Should we (as a community) be taxed an average $5,627 per Johns Creek resident who uses Mass Transit each and every year in the future? Should we be taxed to the tune of $3,751 per rider as we are today?
The Johns Creek City Council think they are reaping a bonus with the deal they have struck collecting the Local Option Sales Tax(LOST) as it is today. I think they are crazy. They have agreed to a distribution based on population. What they seem to have completely overlooked is that their population is one of the wealthiest in the county (and likely spend more and have more LOST collected from their residents than what they receive in return. More on that in another blog.
Back to MARTA: This is for a transportation system that only 1 out of 20 people use daily.
I am certain that the one beneficiary loves the fact that 19 other people are being taxed to subsidize their mode of transportation. This is where the same person who tells me that the reason we do not have mass transit is due to racism tells me that roads are also subsidized. And this is where I tell them they are wrong in their logic.
Twenty out of Twenty people use the roads. So we cannot subsidize something everyone uses.
Think about that. You may be paying for more than you use, or less than you use, but we all pay for it and we all use it.
Not the same with Mass Transit.
So it really becomes a math problem. How many people must be taxed to support how few people who use a system?
Taxing 20 for 1 seems to be a very beneficial program for the 1. It would be cheaper to buy each of those individuals a car for $10,000 that lasts for five years. But it’s likely they own their own car already.
Most government programs are inefficient. For every dollar collected in taxes, you get much less than one dollar in benefits. If any government program returned more than it took in with taxes,we’d be begging to have our taxes raised. It would be the smartest thing to do.
I’d argue that MARTA is no exception to inefficiency. The question then becomes why are we so enamored with a system that returns less than it takes?
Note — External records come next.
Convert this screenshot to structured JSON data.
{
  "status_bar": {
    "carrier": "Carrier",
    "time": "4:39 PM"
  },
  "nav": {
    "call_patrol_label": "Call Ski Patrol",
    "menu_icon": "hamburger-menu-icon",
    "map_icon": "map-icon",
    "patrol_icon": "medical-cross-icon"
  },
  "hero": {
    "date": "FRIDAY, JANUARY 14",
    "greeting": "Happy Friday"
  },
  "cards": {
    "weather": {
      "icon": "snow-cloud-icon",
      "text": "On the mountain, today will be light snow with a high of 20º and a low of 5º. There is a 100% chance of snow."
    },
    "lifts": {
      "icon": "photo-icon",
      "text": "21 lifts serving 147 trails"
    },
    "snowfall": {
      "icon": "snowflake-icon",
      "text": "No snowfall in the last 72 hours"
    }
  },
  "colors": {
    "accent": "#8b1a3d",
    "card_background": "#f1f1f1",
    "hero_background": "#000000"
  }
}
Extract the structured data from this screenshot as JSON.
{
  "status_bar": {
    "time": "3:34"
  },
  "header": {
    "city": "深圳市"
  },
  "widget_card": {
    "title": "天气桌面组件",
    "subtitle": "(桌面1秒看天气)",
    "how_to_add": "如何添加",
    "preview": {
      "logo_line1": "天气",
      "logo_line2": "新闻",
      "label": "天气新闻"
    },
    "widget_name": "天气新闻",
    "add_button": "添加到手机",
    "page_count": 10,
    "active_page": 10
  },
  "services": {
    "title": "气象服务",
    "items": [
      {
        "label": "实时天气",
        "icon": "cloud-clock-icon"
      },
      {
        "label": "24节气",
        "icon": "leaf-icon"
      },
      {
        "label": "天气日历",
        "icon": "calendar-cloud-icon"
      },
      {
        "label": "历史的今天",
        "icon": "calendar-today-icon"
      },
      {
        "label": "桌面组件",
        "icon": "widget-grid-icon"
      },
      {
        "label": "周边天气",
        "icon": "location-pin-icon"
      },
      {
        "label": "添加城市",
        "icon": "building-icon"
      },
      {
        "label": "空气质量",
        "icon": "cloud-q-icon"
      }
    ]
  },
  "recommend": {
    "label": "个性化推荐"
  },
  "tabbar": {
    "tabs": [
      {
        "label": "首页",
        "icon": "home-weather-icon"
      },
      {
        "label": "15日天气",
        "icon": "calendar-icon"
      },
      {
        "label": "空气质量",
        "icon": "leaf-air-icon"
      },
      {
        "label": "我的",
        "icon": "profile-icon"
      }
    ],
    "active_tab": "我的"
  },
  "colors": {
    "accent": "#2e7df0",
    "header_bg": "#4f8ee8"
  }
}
At this point, I hear about how awesome it is to take the train to the airport. I can’t argue that point.
But I do ask “How much did that trip cost?”
Usually people think just about the fare at this point. But that is a false conclusion.
A resident in Johns Creek who has a high income, and spends $30,000 a year on taxable goods and services (and that’s conservative) would be taxed $300 a year for MARTA. Use it ten times per year, and that’s $30 per trip.
Not as cheap as you thought is it?
For those of us that might use it once per year, that would then be $300 for the trip. Those that never use it? Can we at least get a thank you for our contributions?
So you see, it’s not about racism; it’s about the math.
MARTA just doesn’t add up to a fiscally sound venture. It might one day with the right vision and leadership. But that day is far off in the future. Not this decade. Not the next.
Even more important, we must be able to ask “How much is this going to cost, and what is it really worth to us?”
There is a finite amount of money available. Had we wanted a system that was twice as large as it is today, would we have been willing to pay 2 % sales tax for all these years? Would you be willing to pay 3% to catch up to where we think we should be?
Those that love the idea of MARTA and rail as the cure to what ails us will not be persuaded, however. And I am not surprised.
The idea that mass transit is the solution, regardless of the real benefits, makes people feel good. It allows them to say “I’m not racist! I support Mass Transit!” “ I am saving the environment!” “I am making a difference!”
If only they were.